Inscribed on verso of mount, in pen and brown ink, with Richardson's pressmarks, "Zg. 66 / L. 68. / BB. 48. / Zk. / Lz. 50. r".; at lower center, in graphite, "22".
Both studies are after antique sculptures once on the Capitoline hill in Rome. The reclining figure in the foreground representing the river Nile was moved from the Piazza del Quirinale to the Capitoline hill in 1517, subsequently restored and finally placed in its present location in front of the left-hand steps leading up to the Palazzo del Senato in the period 1565 to 1568.1 At the time when the drawing was made it would have been near the Via Corneliorum still on the Quirinal and was thought to represent Bacchus. The head of the horse copied from one of the Dioscuri or Horse Tamers, two well-known antique sculptural groups also in the Piazza del Quirinale; the figure of the man holding him is barely visible since it exists only in the metalpoint underdrawing and not in pen and ink.2
Both sculptures were commonly copied by artists visiting Rome in the fifteenth century.
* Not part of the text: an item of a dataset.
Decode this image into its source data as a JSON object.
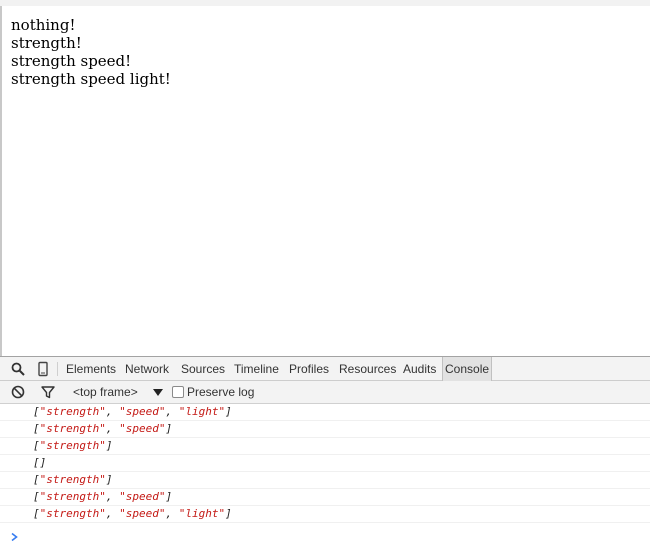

In 1958, Philip Pouncey suggested an “almost Umbrian” origin for the drawing (unpublished opinion recorded in the departmental file), then classified as Florentine, and in 1979 Francis Russell considered it to be by a pupil of Perugino, with whose style it has much in common, or by an artist from his immediate circle.3 It is also noteworthy that Pinturicchio used the figure of the river-gods as a pair for grotesque decorations on the vault in the Palazzo Colonna (formerly Palazzo Giuliano della Rovere), Rome, ca. 1490.4 More recently, Hans-Joachim Eberhardt has attributed the Morgan sheet to Giovanni Maria Falconetto.5
- Bober and Rubinstein 1986, 102, no. 65B–a.
- Bober and Rubinstein 1986, 159-60, no. 125.
- For a subsequent publication, see Russell 1986, 193.
- Steinman 1898, 25.
- Verona 2006, 335-36, no. 93.
Selected references: Fairfax Murray 1905-12, 4: no. 5, repr. (as Florentine school); Degenhart and Schmitt 1960, 125-26, under no. 13 (as north Italian, second half of the fifteenth century); Russell 1986, 193 (as circle of Perugino, ca.1480-90); Bober and Rubinstein 1986, 102, no. 65B-a (as Umbrian, late fifteenth century); Nesselrath, in Rome 1988, 216, no. 64 (as Umbrian, second half of fifteenth century); Thielemann 1996, 33; Tonkovich 2005, 158; Verona 2006, 335-36, no. 93 (as Giovanni Maria Falconetto); Morét, 2008, 32 (as Giovanni Maria Falconetto); Bober and Rubinstein 2010, 112, no. 65B-a (as Umbrian, late fifteenth century).
Collection J. Pierpont Morgan : drawings by the old masters formed by C. Fairfax Murray. London : Privately printed, 1905-1912, IV, 5.
Watermark: none visible through lining.
Formerly attributed to Perugino (ca. 1450-1523); Giovanni Maria Falconetto (1468-1535); Florentine School; Davide Ghirlandaio.
Perugino, approximately 1450-1523, Formerly attributed to.
Falconetto, G. M. (Gian Maria), 1468-1535, Formerly attributed to.
Ghirlandaio, Davide, 1452-1525, Formerly attributed to.
Richardson, Jonathan, 1665-1745, former owner.
Rymsdyk, Jan van, active 1750-1788, former owner.
Tighe, William, 1766-1816, former owner.
Murray, Charles Fairfax, 1849-1919, former owner.
Morgan, J. Pierpont (John Pierpont), 1837-1913, former owner.
Morgan, J. P. (John Pierpont), 1867-1943, former owner.